* Try it: Your answer is the lines from the one that has "Give me the" through the last line of the records below, retyped exactly and alone.
Record excerpts Start Marker
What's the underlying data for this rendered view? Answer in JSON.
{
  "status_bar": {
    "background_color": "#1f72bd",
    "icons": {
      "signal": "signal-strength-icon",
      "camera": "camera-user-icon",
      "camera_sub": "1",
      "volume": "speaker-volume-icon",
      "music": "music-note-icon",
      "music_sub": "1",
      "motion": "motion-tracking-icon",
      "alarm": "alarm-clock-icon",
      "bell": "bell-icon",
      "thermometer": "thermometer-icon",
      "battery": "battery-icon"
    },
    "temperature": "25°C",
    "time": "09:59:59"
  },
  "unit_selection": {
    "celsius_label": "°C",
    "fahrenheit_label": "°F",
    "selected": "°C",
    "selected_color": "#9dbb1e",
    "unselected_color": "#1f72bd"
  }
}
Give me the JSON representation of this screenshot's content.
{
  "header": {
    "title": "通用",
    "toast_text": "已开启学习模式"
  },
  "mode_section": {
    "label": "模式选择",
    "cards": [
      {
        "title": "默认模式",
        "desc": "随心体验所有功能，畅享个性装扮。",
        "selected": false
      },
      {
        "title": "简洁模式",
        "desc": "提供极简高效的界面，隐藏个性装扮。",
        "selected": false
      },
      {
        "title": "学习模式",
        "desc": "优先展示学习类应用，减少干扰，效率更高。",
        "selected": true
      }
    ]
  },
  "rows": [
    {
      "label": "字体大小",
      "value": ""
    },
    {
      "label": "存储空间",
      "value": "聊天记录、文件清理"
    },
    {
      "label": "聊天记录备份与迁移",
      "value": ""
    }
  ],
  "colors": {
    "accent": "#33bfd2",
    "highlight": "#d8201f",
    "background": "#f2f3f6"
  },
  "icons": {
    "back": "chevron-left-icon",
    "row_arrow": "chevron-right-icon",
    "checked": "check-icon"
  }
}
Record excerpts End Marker
* Response area:
Give me the JSON representation of this screenshot's content.
{
  "header": {
    "title": "通用",
    "toast_text": "已开启学习模式"
  },
  "mode_section": {
    "label": "模式选择",
    "cards": [
      {
        "title": "默认模式",
        "desc": "随心体验所有功能，畅享个性装扮。",
        "selected": false
      },
      {
        "title": "简洁模式",
        "desc": "提供极简高效的界面，隐藏个性装扮。",
        "selected": false
      },
      {
        "title": "学习模式",
        "desc": "优先展示学习类应用，减少干扰，效率更高。",
        "selected": true
      }
    ]
  },
  "rows": [
    {
      "label": "字体大小",
      "value": ""
    },
    {
      "label": "存储空间",
      "value": "聊天记录、文件清理"
    },
    {
      "label": "聊天记录备份与迁移",
      "value": ""
    }
  ],
  "colors": {
    "accent": "#33bfd2",
    "highlight": "#d8201f",
    "background": "#f2f3f6"
  },
  "icons": {
    "back": "chevron-left-icon",
    "row_arrow": "chevron-right-icon",
    "checked": "check-icon"
  }
}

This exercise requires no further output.